In Boston, Massachusetts on May 10, 2016, a group of biomedical researchers gathered to discuss founding a program with the goal of synthesizing a whole human genome. Some members of the group released a full proposal outlining their plan as well as the resulting technological advances, dubbing the project HGP-Write (as opposed to the original Human Genome Project, which “read” the human genome). Though this proposal generated significant controversy and is still very much in the planning stages, multiple investment opportunities in the field of synthetic biology will be created through both the technologies required for and scientific advancements resulting from the synthesis of the human genome.
We can begin to examine the potential impact of HGP-Write by considering that of its predecessor, the Human Genome Project. The Battelle group produced a report detailing the economic benefits of the Human Genome Project. They found that the government investment of $5.6 billion produced an economic return of $796 billion, returning 141 dollars of output for every dollar of input. This economic return came as a result of both of the advances in sequencing that arose from the need to sequence at a massive scale and of the expansion in the field of genomics that was facilitated by access to the full human genome sequence. Investment opportunities that will result from the HGP-Write project will follow this same pattern: technologies developed due to the needs of the project and the technologies enabled by the completed project. The HGP-Write proposal does not give an estimate of the total costs, but calls for an initial capital outlay of $100 million dollars. Using the same 1:141 economic input to output ratio as the Human Genome Project yields a prediction of $14 billion in expected economic gain that entrepreneurs and investors can capture.
For HGP-Write, the needed technology is inexpensive, large-scale DNA synthesis. The human genome is approximately 3 billion base pairs long and the 2015 market for DNA synthesis was roughly 1 billion base pairs at $0.10 per base pair. If this project is to proceed and not disrupt biotechnology around the globe, the DNA synthesis market will need to massively expand its capacity and lower its cost. This presents an opportunity for synthesis companies developing technologies that can produce long DNA strands inexpensively, such as companies like Twist Bioscience, Synthetic Genomics, and Gen9. In addition, the groups working on the project will need software tools to design and carry out the synthesis of genome-scale constructs. Autodesk understands this and has already pledged $250,000 towards the project, but other BioCAD companies like TeselaGen have the ability to expand their market size as well.
The ability to design and synthesize long stretches of DNA inexpensively enables researchers to easily order whole custom genes or chromosomes for their systems of interest, enabling the the field of synthetic biology to expand even further. Companies in industrial biology, like Genomatica, Ginkgo Bioworks, and Zymergen, could design and test combinatorial libraries of all possible metabolic pathways for their target molecule, thus harnessing the vast sequence space derived from nature to find the most efficient construct. Another field that will benefit from whole chromosome design is that of regenerative medicine, as researchers seek to grow organs or organoid cell cultures with specific properties, like improved immune response. If the HGP-Write project goes forward and its pilot goals are achieved, investors should keep in mind the applications that will be made possible by its completion when developing their investment theses. It is likely that the enabled applications will make up the majority of the economic gain from the project.

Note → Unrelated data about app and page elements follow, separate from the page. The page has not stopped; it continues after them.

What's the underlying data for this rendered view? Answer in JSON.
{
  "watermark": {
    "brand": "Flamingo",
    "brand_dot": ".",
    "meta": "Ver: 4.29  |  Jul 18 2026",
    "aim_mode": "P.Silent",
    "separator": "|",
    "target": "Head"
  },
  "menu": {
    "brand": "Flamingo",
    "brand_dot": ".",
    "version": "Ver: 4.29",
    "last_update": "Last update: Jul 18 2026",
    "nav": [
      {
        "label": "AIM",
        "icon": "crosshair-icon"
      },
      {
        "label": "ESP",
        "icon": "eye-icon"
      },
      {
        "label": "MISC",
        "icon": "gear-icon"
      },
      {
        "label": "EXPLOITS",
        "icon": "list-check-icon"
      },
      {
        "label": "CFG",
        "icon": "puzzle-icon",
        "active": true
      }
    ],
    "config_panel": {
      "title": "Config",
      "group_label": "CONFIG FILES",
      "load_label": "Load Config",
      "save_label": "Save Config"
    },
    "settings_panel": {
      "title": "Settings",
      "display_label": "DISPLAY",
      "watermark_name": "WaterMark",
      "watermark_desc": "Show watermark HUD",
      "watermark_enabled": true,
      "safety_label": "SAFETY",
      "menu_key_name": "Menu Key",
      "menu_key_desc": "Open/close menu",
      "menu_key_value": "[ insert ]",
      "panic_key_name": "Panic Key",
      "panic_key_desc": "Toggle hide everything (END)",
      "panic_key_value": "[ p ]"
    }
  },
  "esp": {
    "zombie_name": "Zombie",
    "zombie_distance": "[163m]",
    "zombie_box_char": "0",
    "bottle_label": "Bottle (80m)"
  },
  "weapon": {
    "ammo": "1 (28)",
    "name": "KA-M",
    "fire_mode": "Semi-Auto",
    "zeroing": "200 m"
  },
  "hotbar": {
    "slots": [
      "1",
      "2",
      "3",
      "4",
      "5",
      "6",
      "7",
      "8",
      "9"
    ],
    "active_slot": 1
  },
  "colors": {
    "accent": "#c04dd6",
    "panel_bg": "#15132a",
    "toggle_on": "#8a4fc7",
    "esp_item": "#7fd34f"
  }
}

There are significant ethical issues that will need to be settled before the HGP-Write program moves forward, but their goal of incentivizing the fast, cheap, and accurate construction of large DNA constructs has the potential to produce significant economic gains both from the technologies developed to accomplish the goal and from the technologies enabled through the accomplishment of the goal.